Improving Predictions of Soil Nitrogen Mineralization

map showing geographic and climatic distribution of experimental sites

The Nutrient Network (, aka NutNet, is a global collaborative research group studying two of the most important effects of humans on grassland ecosystems: alteration of herbivore (i.e., grazing animal) density and increased supply of nutrients such as nitrogen and phosphorus. To quantify these effects, NutNet scientists are conducting the largest globally-replicated ecological experiment, which is occurring at over 120 sites in 25 countries. NutNet is coordinated by MSI PIs Professor Eric Seabloom and Professor Elizabeth Borer, both of the Department of Ecology, Evolution and Behavior in the College of Biological Sciences (CBS).

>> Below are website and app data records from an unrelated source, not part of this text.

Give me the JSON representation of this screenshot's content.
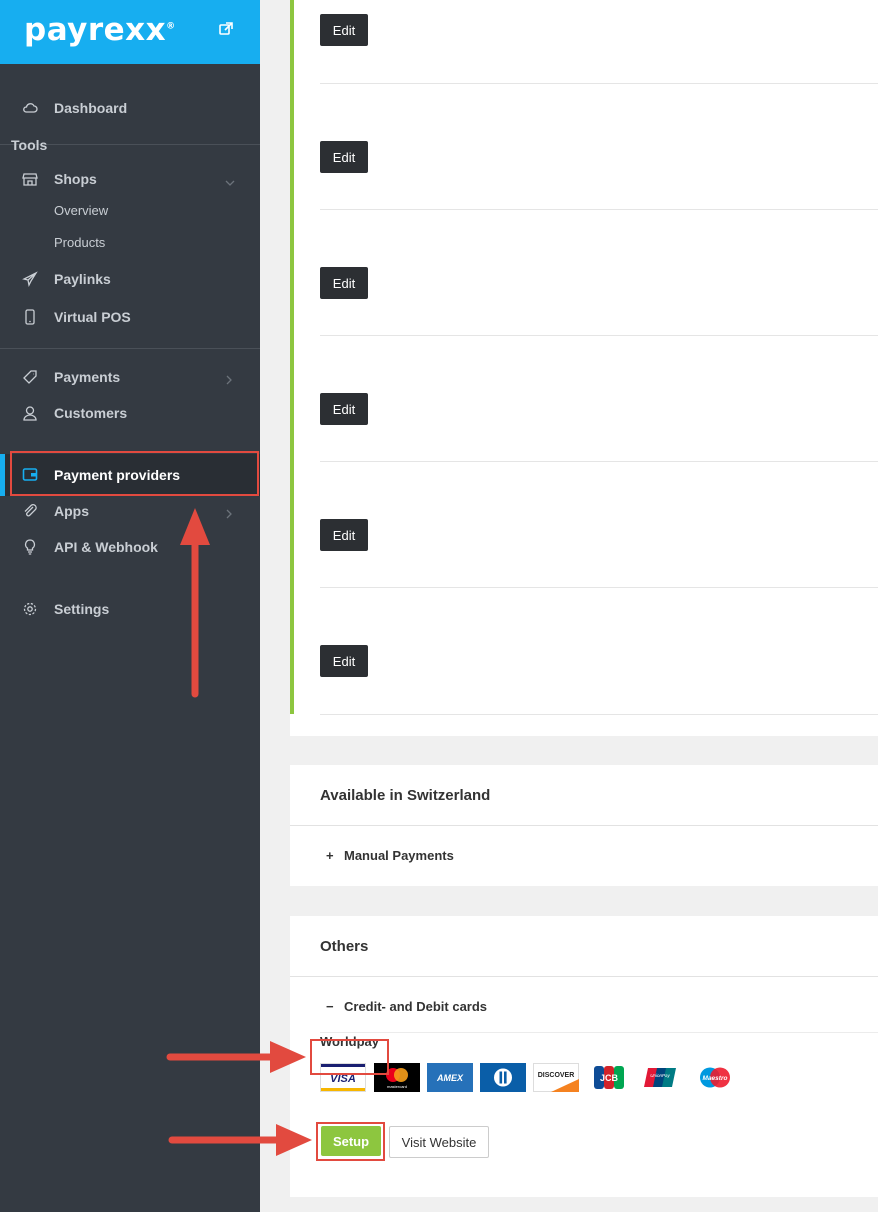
{
  "sidebar": {
    "logo": "payrexx",
    "logo_mark": "®",
    "section_tools": "Tools",
    "items": [
      {
        "label": "Dashboard",
        "icon": "cloud-icon"
      },
      {
        "label": "Shops",
        "icon": "store-icon"
      },
      {
        "label": "Overview"
      },
      {
        "label": "Products"
      },
      {
        "label": "Paylinks",
        "icon": "paper-plane-icon"
      },
      {
        "label": "Virtual POS",
        "icon": "mobile-icon"
      },
      {
        "label": "Payments",
        "icon": "tag-icon"
      },
      {
        "label": "Customers",
        "icon": "user-icon"
      },
      {
        "label": "Payment providers",
        "icon": "wallet-icon",
        "active": true
      },
      {
        "label": "Apps",
        "icon": "paperclip-icon"
      },
      {
        "label": "API & Webhook",
        "icon": "lightbulb-icon"
      },
      {
        "label": "Settings",
        "icon": "gear-icon"
      }
    ]
  },
  "main": {
    "edit_label": "Edit",
    "edit_rows": 6,
    "switzerland": {
      "title": "Available in Switzerland",
      "toggle": "Manual Payments",
      "toggle_sign": "+"
    },
    "others": {
      "title": "Others",
      "toggle": "Credit- and Debit cards",
      "toggle_sign": "−",
      "provider": "Worldpay",
      "cards": [
        {
          "name": "visa-card-icon",
          "text": "VISA"
        },
        {
          "name": "mastercard-card-icon",
          "text": "mastercard"
        },
        {
          "name": "amex-card-icon",
          "text": "AMEX"
        },
        {
          "name": "diners-card-icon",
          "text": ""
        },
        {
          "name": "discover-card-icon",
          "text": "DISCOVER"
        },
        {
          "name": "jcb-card-icon",
          "text": "JCB"
        },
        {
          "name": "unionpay-card-icon",
          "text": "UnionPay"
        },
        {
          "name": "maestro-card-icon",
          "text": "Maestro"
        }
      ],
      "setup_label": "Setup",
      "visit_label": "Visit Website"
    }
  },
  "colors": {
    "brand": "#17aef0",
    "sidebar": "#343a42",
    "accent_green": "#8dc63f",
    "annotation_red": "#e24a3f"
  }
}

In a recent paper published in the journal Nature Communications, the NutNet team used data collected from 30 of their experimental sites around the globe to study soil nitrogen mineralization (Nmin). Nitrogen is a key limiting nutrient in many ecosystems, and Nmin is a critical process that determines the rate at which nitrogen is made available to plants. For this reason, Nmin rates can also determine the ability of plants to capture and sequester excess carbon arising from fossil-fuel combustion. Laboratory-based estimates of the Nmin rates are easier to conduct than field-based measures, but how well measurements in the lab correlate with actual field conditions is uncertain. The NutNet team determined that these laboratory results were not strongly correlated with field measurements, but they could make more accurate predictions when combined with soil and climatic data. These results will help predict global nitrogen cycling rates, a critical component of the global carbon cycle. The paper can be found on the journal website: A.C. Risch, S. Zimmermann, R. Ochoa-Hueso, M. Schutz, B. Frey, J.L. Firn, P.A. Fay, F. Hagedorn, E.T. Borer, E.W. Seabloom, W.S. Harpole, J.M.H. Knops, et al. “Soil net nitrogen mineralization across global grasslands.” Nature Communications 10:4981 (2019). doi: 10.1038/s41467-019-12948-2. (link: ) This paper was one of Nature Communications’ top papers for 2019.

MSI supports NutNet by helping manage and maintain plant, soil, climate, and genomics data collected in the globally distributed NutNet experiment.

Image description: Geographic and climatic distribution of experimental sites. a. Location of the 30 NutNet sites where the field experiment was conducted and soil samples were collected for laboratory analyses. b. The 30 study sites represent a wide range of mean annual temperature (MAT) and mean annual precipitation (MAP). The sites also cover a wide range of soil edaphic conditions. Image and description adapted from A.C.Risch et al., Nat. Commun. 10:4981 (2019). doi: 10.1038/s41467-019-12948-2.

posted on March 27, 2020

See all Research Spotlights.